In a world of catalogs and bills, form letters and political mailers, opening the mail box and finding a handwritten note from a friend surprises us.  It’s the rare joy of thoughtfulness and kindness in a mostly business society.

So sometimes we think that our God is a mostly business God, too: That somehow He just pushes His agenda on us without concern for our feelings or best interest.

Or perhaps we think that He’s juggling so many crises–wars and famines and terror—and how could He have time for anything else?  And the people, so many people, how could He possibly care about one little insignificant individual like me?

Maybe we feel like little more than a typewritten name on a divine form letter.

Yet in a mostly business world, we have an amazingly personal God.

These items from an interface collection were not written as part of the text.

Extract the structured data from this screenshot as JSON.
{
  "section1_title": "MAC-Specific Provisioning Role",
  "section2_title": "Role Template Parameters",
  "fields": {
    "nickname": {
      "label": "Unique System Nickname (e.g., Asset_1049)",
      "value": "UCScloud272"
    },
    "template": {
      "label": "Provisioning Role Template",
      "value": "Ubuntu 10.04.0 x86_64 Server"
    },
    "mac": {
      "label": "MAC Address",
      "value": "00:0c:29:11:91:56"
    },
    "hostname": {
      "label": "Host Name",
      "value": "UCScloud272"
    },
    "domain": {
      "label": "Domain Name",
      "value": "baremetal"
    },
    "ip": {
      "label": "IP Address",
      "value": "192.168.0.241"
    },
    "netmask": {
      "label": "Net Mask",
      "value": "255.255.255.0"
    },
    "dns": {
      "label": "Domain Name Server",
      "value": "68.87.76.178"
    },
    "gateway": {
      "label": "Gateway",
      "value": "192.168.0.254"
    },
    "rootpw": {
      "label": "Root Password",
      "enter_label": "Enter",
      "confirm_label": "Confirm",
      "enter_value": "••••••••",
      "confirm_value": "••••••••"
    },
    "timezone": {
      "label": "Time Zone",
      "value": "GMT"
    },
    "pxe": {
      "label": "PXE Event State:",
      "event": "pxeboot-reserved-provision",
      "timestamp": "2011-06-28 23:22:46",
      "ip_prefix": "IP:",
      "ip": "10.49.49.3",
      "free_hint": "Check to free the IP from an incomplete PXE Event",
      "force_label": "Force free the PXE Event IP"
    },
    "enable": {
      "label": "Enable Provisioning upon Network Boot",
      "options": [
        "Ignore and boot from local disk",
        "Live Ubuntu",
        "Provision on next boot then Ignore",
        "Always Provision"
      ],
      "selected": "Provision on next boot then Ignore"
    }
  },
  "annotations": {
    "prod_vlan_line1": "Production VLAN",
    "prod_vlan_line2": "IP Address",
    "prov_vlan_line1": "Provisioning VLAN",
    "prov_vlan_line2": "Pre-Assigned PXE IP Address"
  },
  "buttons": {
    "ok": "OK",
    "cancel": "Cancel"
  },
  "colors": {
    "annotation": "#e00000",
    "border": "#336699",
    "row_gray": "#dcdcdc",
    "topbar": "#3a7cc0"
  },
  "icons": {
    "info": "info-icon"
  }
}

He calls us by name and knows our innermost thoughts, saw us in our mother’s wombs and designed a plan for us from the beginning. 

He was not a Savior from afar, but God who walked among us, suffered among us, and knows what it is like to live out life in this world.

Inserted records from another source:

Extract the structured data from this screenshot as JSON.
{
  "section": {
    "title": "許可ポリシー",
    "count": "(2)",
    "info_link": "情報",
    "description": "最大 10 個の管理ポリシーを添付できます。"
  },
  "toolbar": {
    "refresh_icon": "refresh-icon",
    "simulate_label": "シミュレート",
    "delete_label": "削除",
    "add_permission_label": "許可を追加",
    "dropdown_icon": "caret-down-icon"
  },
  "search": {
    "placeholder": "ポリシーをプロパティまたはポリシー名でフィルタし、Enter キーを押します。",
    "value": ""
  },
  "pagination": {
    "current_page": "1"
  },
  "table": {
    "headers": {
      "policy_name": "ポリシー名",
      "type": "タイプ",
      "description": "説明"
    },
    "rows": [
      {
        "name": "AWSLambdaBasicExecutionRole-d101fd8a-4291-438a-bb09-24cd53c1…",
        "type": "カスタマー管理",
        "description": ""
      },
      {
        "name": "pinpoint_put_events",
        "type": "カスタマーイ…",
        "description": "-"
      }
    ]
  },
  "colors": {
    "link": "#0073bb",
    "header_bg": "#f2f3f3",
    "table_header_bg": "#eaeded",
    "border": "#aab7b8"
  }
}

This was His reminder to the nation of Israel as they stood on the edges of the Promised Land, a people wandering long and whose last memory of a “home” was a land of slavery.

God said:

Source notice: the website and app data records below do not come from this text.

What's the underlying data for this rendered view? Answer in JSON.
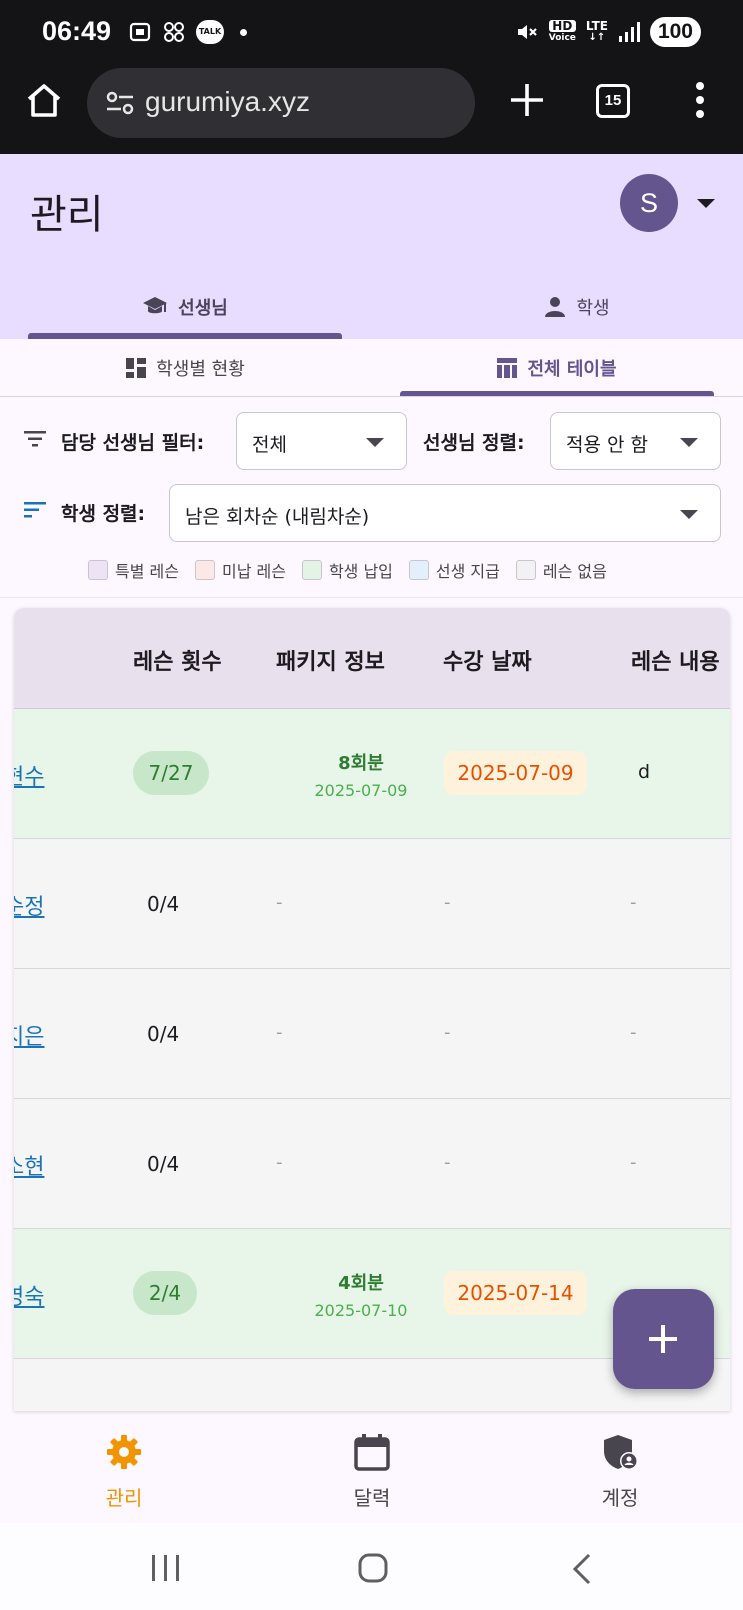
{
  "status": {
    "time": "06:49",
    "talk_label": "TALK",
    "hd_label": "HD",
    "voice_label": "Voice",
    "lte_label": "LTE",
    "battery": "100"
  },
  "browser": {
    "url": "gurumiya.xyz",
    "tab_count": "15"
  },
  "app": {
    "title": "관리",
    "avatar_initial": "S",
    "main_tabs": [
      {
        "label": "선생님",
        "icon": "school-icon",
        "active": true
      },
      {
        "label": "학생",
        "icon": "person-icon",
        "active": false
      }
    ],
    "sub_tabs": [
      {
        "label": "학생별 현황",
        "icon": "dashboard-icon",
        "active": false
      },
      {
        "label": "전체 테이블",
        "icon": "table-icon",
        "active": true
      }
    ]
  },
  "filters": {
    "teacher_filter_label": "담당 선생님 필터:",
    "teacher_filter_value": "전체",
    "teacher_sort_label": "선생님 정렬:",
    "teacher_sort_value": "적용 안 함",
    "student_sort_label": "학생 정렬:",
    "student_sort_value": "남은 회차순 (내림차순)"
  },
  "legend": [
    {
      "label": "특별 레슨",
      "color": "#ede3f5"
    },
    {
      "label": "미납 레슨",
      "color": "#fde8e8"
    },
    {
      "label": "학생 납입",
      "color": "#e3f4e4"
    },
    {
      "label": "선생 지급",
      "color": "#e3effc"
    },
    {
      "label": "레슨 없음",
      "color": "#f2f2f2"
    }
  ],
  "table": {
    "headers": {
      "count": "레슨 횟수",
      "package": "패키지 정보",
      "date": "수강 날짜",
      "content": "레슨 내용"
    },
    "rows": [
      {
        "name": "현수",
        "count": "7/27",
        "package": "8회분",
        "package_date": "2025-07-09",
        "date": "2025-07-09",
        "content": "d",
        "paid": true
      },
      {
        "name": "순정",
        "count": "0/4",
        "package": "-",
        "package_date": "",
        "date": "-",
        "content": "-",
        "paid": false
      },
      {
        "name": "지은",
        "count": "0/4",
        "package": "-",
        "package_date": "",
        "date": "-",
        "content": "-",
        "paid": false
      },
      {
        "name": "소현",
        "count": "0/4",
        "package": "-",
        "package_date": "",
        "date": "-",
        "content": "-",
        "paid": false
      },
      {
        "name": "영숙",
        "count": "2/4",
        "package": "4회분",
        "package_date": "2025-07-10",
        "date": "2025-07-14",
        "content": "",
        "paid": true
      }
    ]
  },
  "bottom_nav": [
    {
      "label": "관리",
      "icon": "gear-icon",
      "active": true
    },
    {
      "label": "달력",
      "icon": "calendar-icon",
      "active": false
    },
    {
      "label": "계정",
      "icon": "shield-account-icon",
      "active": false
    }
  ],
  "colors": {
    "accent": "#65558f",
    "header_bg": "#e9ddff",
    "paid_row": "#e8f5e9",
    "nav_active": "#f29400"
  }
}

So be strong and courageous! Do not be afraid and do not panic before them. For the Lord your God will personally go ahead of you. He will neither fail you nor abandon you….Do not be afraid or discouraged, for the Lord will personally go ahead of you. He will be with you; he will neither fail you nor abandon you” (Deut. 31:6, 8).

He didn’t set them on a path and then abandon them to the journey.  God was personally with them, personally going before them, personally concerned about them.

And for Joshua, the newly appointed leader of this wayward and difficult people, God’s message was specific and consistent.

It began with God’s instruction to Moses on how to hand over of the staff to his protege, not with lectures and correction, but with encouragement:

Instead, your assistant, Joshua son of Nun, will lead the people into the land. Encourage him, for he will lead Israel as they take possession of it (Deut. 1:38).  Instead, commission josh1,9Joshua and encourage and strengthen him, for he will lead the people across the Jordan. He will give them all the land you now see before you as their possession (Deut. 3:28).

God repeats the message again and again, relentlessly, not just through Moses, but with His very own words—“be strong and courageous…Do not be afraid or discouraged, for the Lord your God is with you wherever you go” (Joshua 1:9).

God didn’t have to say that.  He could have issued commands from afar, distant and cold.

But God knew Joshua personally. He knew exactly how it felt to step into Moses’s gigantic sandals.  He knew just how high those walls of Jericho were and how much courage it would take to command the people.

God knew the one message that Joshua personally needed to hear, not once, but repeatedly: Do not be afraid.

This is the blessing for us, incredible as it is, as hard as it is at times to feel with our emotions:

God knows us personally, too.  He knows exactly what obstacles we’ll encounter and the precise insecurities and fears that will beat down our faith.  He knows the days we walk weary and the nights we flop into bed discouraged.  He knows the immensity of the need and how insufficient our provisions appear.

And He “will personally go ahead for you.  He will neither fail nor abandon you….” so do not be afraid.

That’s not a business slogan.  That’s a personal guarantee.